» **DATA SUPPLIED**
((

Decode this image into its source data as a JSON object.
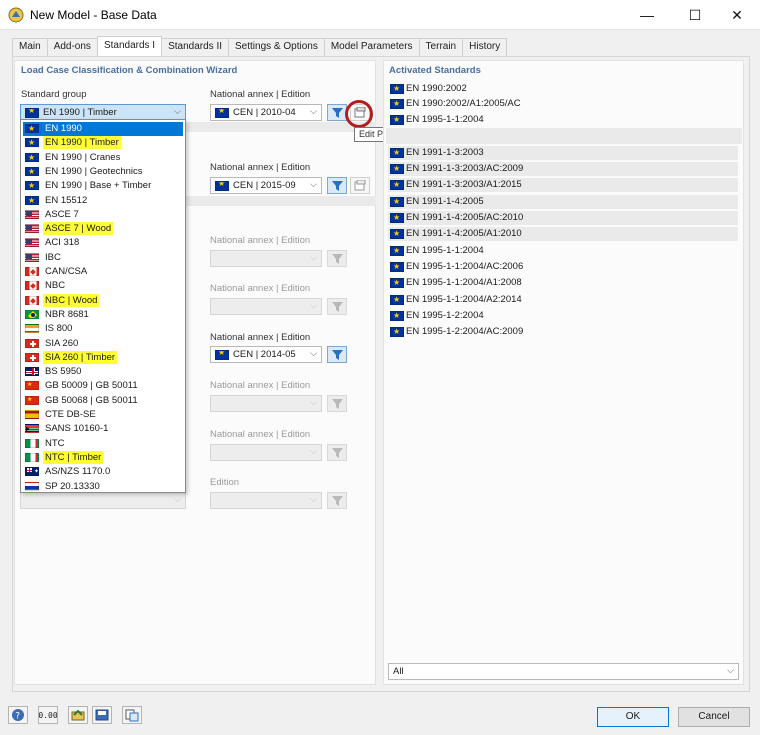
{
  "window": {
    "title": "New Model - Base Data",
    "minimize": "—",
    "maximize": "☐",
    "close": "✕"
  },
  "tabs": [
    "Main",
    "Add-ons",
    "Standards I",
    "Standards II",
    "Settings & Options",
    "Model Parameters",
    "Terrain",
    "History"
  ],
  "active_tab": "Standards I",
  "left": {
    "title": "Load Case Classification & Combination Wizard",
    "standard_group_label": "Standard group",
    "standard_group_value": "EN 1990 | Timber",
    "national_annex_label": "National annex | Edition",
    "edition_label": "Edition",
    "na_value_1": "CEN | 2010-04",
    "na_value_2": "CEN | 2015-09",
    "na_value_5": "CEN | 2014-05",
    "tooltip": "Edit Parameters of National Annex | Edition"
  },
  "dropdown_items": [
    {
      "label": "EN 1990",
      "flag": "eu",
      "selected": true,
      "hl": false
    },
    {
      "label": "EN 1990 | Timber",
      "flag": "eu",
      "selected": false,
      "hl": true
    },
    {
      "label": "EN 1990 | Cranes",
      "flag": "eu",
      "selected": false,
      "hl": false
    },
    {
      "label": "EN 1990 | Geotechnics",
      "flag": "eu",
      "selected": false,
      "hl": false
    },
    {
      "label": "EN 1990 | Base + Timber",
      "flag": "eu",
      "selected": false,
      "hl": false
    },
    {
      "label": "EN 15512",
      "flag": "eu",
      "selected": false,
      "hl": false
    },
    {
      "label": "ASCE 7",
      "flag": "us",
      "selected": false,
      "hl": false
    },
    {
      "label": "ASCE 7 | Wood",
      "flag": "us",
      "selected": false,
      "hl": true
    },
    {
      "label": "ACI 318",
      "flag": "us",
      "selected": false,
      "hl": false
    },
    {
      "label": "IBC",
      "flag": "us",
      "selected": false,
      "hl": false
    },
    {
      "label": "CAN/CSA",
      "flag": "ca",
      "selected": false,
      "hl": false
    },
    {
      "label": "NBC",
      "flag": "ca",
      "selected": false,
      "hl": false
    },
    {
      "label": "NBC | Wood",
      "flag": "ca",
      "selected": false,
      "hl": true
    },
    {
      "label": "NBR 8681",
      "flag": "br",
      "selected": false,
      "hl": false
    },
    {
      "label": "IS 800",
      "flag": "in",
      "selected": false,
      "hl": false
    },
    {
      "label": "SIA 260",
      "flag": "ch",
      "selected": false,
      "hl": false
    },
    {
      "label": "SIA 260 | Timber",
      "flag": "ch",
      "selected": false,
      "hl": true
    },
    {
      "label": "BS 5950",
      "flag": "gb",
      "selected": false,
      "hl": false
    },
    {
      "label": "GB 50009 | GB 50011",
      "flag": "cn",
      "selected": false,
      "hl": false
    },
    {
      "label": "GB 50068 | GB 50011",
      "flag": "cn",
      "selected": false,
      "hl": false
    },
    {
      "label": "CTE DB-SE",
      "flag": "es",
      "selected": false,
      "hl": false
    },
    {
      "label": "SANS 10160-1",
      "flag": "za",
      "selected": false,
      "hl": false
    },
    {
      "label": "NTC",
      "flag": "it",
      "selected": false,
      "hl": false
    },
    {
      "label": "NTC | Timber",
      "flag": "it",
      "selected": false,
      "hl": true
    },
    {
      "label": "AS/NZS 1170.0",
      "flag": "au",
      "selected": false,
      "hl": false
    },
    {
      "label": "SP 20.13330",
      "flag": "ru",
      "selected": false,
      "hl": false
    }
  ],
  "right": {
    "title": "Activated Standards",
    "standards": [
      "EN 1990:2002",
      "EN 1990:2002/A1:2005/AC",
      "EN 1995-1-1:2004",
      "EN 1991-1-3:2003",
      "EN 1991-1-3:2003/AC:2009",
      "EN 1991-1-3:2003/A1:2015",
      "EN 1991-1-4:2005",
      "EN 1991-1-4:2005/AC:2010",
      "EN 1991-1-4:2005/A1:2010",
      "EN 1995-1-1:2004",
      "EN 1995-1-1:2004/AC:2006",
      "EN 1995-1-1:2004/A1:2008",
      "EN 1995-1-1:2004/A2:2014",
      "EN 1995-1-2:2004",
      "EN 1995-1-2:2004/AC:2009"
    ],
    "filter_value": "All"
  },
  "footer": {
    "ok": "OK",
    "cancel": "Cancel",
    "units_icon_text": "0.00"
  }
}
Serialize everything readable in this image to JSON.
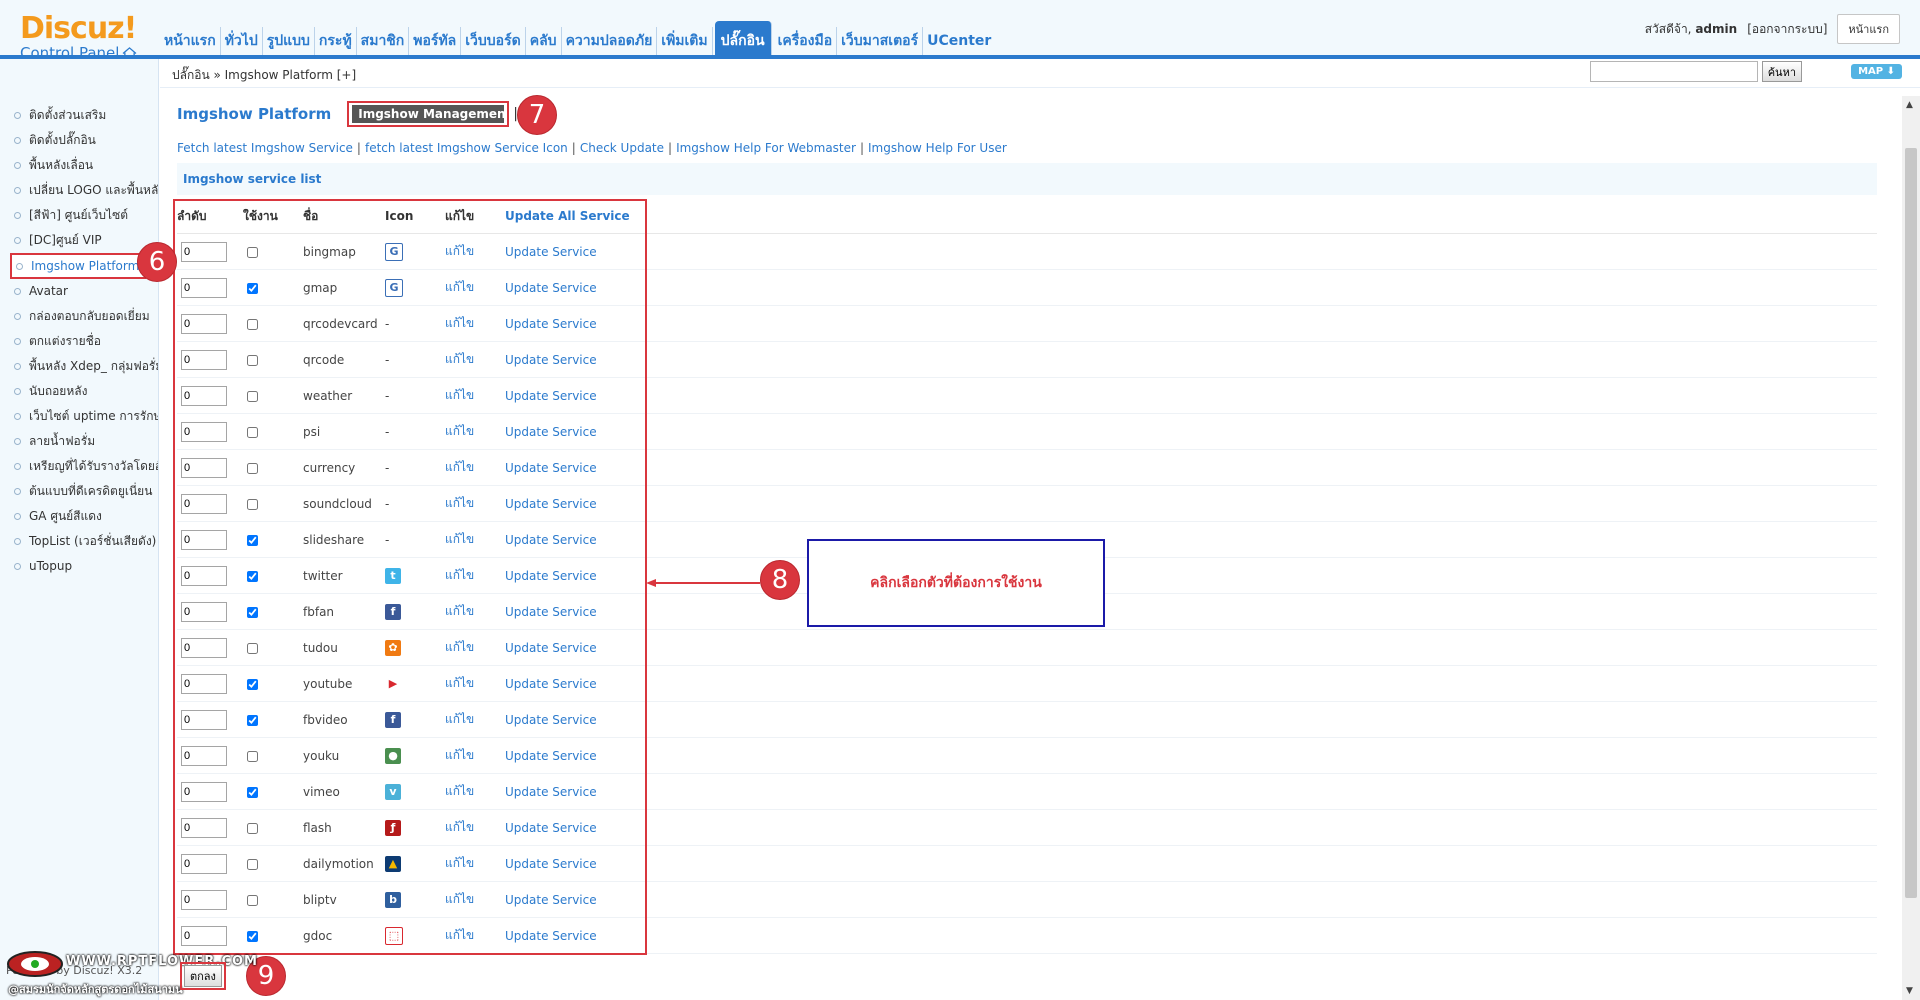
{
  "logo": {
    "brand": "Discuz!",
    "sub": "Control Panel"
  },
  "nav": [
    "หน้าแรก",
    "ทั่วไป",
    "รูปแบบ",
    "กระทู้",
    "สมาชิก",
    "พอร์ทัล",
    "เว็บบอร์ด",
    "คลับ",
    "ความปลอดภัย",
    "เพิ่มเติม",
    "ปลั๊กอิน",
    "เครื่องมือ",
    "เว็บมาสเตอร์",
    "UCenter"
  ],
  "nav_active_index": 10,
  "user": {
    "greeting": "สวัสดีจ้า,",
    "name": "admin",
    "logout": "[ออกจากระบบ]",
    "home_button": "หน้าแรก"
  },
  "breadcrumb": "ปลั๊กอิน » Imgshow Platform  [+]",
  "search": {
    "value": "",
    "button": "ค้นหา",
    "map": "MAP"
  },
  "sidebar": [
    "ติดตั้งส่วนเสริม",
    "ติดตั้งปลั๊กอิน",
    "พื้นหลังเลื่อน",
    "เปลี่ยน LOGO และพื้นหลัง",
    "[สีฟ้า] ศูนย์เว็บไซต์",
    "[DC]ศูนย์ VIP",
    "Imgshow Platform",
    "Avatar",
    "กล่องตอบกลับยอดเยี่ยม",
    "ตกแต่งรายชื่อ",
    "พื้นหลัง Xdep_ กลุ่มฟอรั่ม",
    "นับถอยหลัง",
    "เว็บไซต์ uptime การรักษา",
    "ลายน้ำฟอรั่ม",
    "เหรียญที่ได้รับรางวัลโดยอัตโนมัติ",
    "ต้นแบบที่ดีเครดิตยูเนี่ยน",
    "GA ศูนย์สีแดง",
    "TopList (เวอร์ชั่นเสียดัง)",
    "uTopup"
  ],
  "sidebar_active_index": 6,
  "main": {
    "title": "Imgshow Platform",
    "tab": "Imgshow Management",
    "tab_sep": "|",
    "links": [
      "Fetch latest Imgshow Service",
      "fetch latest Imgshow Service Icon",
      "Check Update",
      "Imgshow Help For Webmaster",
      "Imgshow Help For User"
    ],
    "section": "Imgshow service list",
    "columns": {
      "order": "ลำดับ",
      "enable": "ใช้งาน",
      "name": "ชื่อ",
      "icon": "Icon",
      "edit": "แก้ไข",
      "update_all": "Update All Service"
    },
    "row_edit": "แก้ไข",
    "row_update": "Update Service",
    "services": [
      {
        "order": "0",
        "enabled": false,
        "name": "bingmap",
        "icon": "google-icon"
      },
      {
        "order": "0",
        "enabled": true,
        "name": "gmap",
        "icon": "google-icon"
      },
      {
        "order": "0",
        "enabled": false,
        "name": "qrcodevcard",
        "icon": "-"
      },
      {
        "order": "0",
        "enabled": false,
        "name": "qrcode",
        "icon": "-"
      },
      {
        "order": "0",
        "enabled": false,
        "name": "weather",
        "icon": "-"
      },
      {
        "order": "0",
        "enabled": false,
        "name": "psi",
        "icon": "-"
      },
      {
        "order": "0",
        "enabled": false,
        "name": "currency",
        "icon": "-"
      },
      {
        "order": "0",
        "enabled": false,
        "name": "soundcloud",
        "icon": "-"
      },
      {
        "order": "0",
        "enabled": true,
        "name": "slideshare",
        "icon": "-"
      },
      {
        "order": "0",
        "enabled": true,
        "name": "twitter",
        "icon": "twitter-icon"
      },
      {
        "order": "0",
        "enabled": true,
        "name": "fbfan",
        "icon": "facebook-icon"
      },
      {
        "order": "0",
        "enabled": false,
        "name": "tudou",
        "icon": "tudou-icon"
      },
      {
        "order": "0",
        "enabled": true,
        "name": "youtube",
        "icon": "youtube-icon"
      },
      {
        "order": "0",
        "enabled": true,
        "name": "fbvideo",
        "icon": "facebook-icon"
      },
      {
        "order": "0",
        "enabled": false,
        "name": "youku",
        "icon": "youku-icon"
      },
      {
        "order": "0",
        "enabled": true,
        "name": "vimeo",
        "icon": "vimeo-icon"
      },
      {
        "order": "0",
        "enabled": false,
        "name": "flash",
        "icon": "flash-icon"
      },
      {
        "order": "0",
        "enabled": false,
        "name": "dailymotion",
        "icon": "dailymotion-icon"
      },
      {
        "order": "0",
        "enabled": false,
        "name": "bliptv",
        "icon": "bliptv-icon"
      },
      {
        "order": "0",
        "enabled": true,
        "name": "gdoc",
        "icon": "pdf-icon"
      }
    ],
    "submit": "ตกลง"
  },
  "annotations": {
    "b6": "6",
    "b7": "7",
    "b8": "8",
    "b9": "9",
    "note": "คลิกเลือกตัวที่ต้องการใช้งาน"
  },
  "footer": "Powered by Discuz! X3.2",
  "watermark": {
    "line1": "WWW.RPTFLOWER.COM",
    "line2": "@สมรมนักจัดหลักสูตรดอกไม้สนามน"
  },
  "colors": {
    "accent": "#2b7acd",
    "logo": "#f49a1d",
    "annotation": "#d9363e",
    "note_border": "#1b1aa8"
  }
}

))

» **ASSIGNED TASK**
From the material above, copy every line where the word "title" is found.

» **REPLY TO THE EXERCISE**
    "title": "New Model - Base Data",
    "title": "Load Case Classification & Combination Wizard",
    "title": "Activated Standards",
    "title": "Imgshow Platform",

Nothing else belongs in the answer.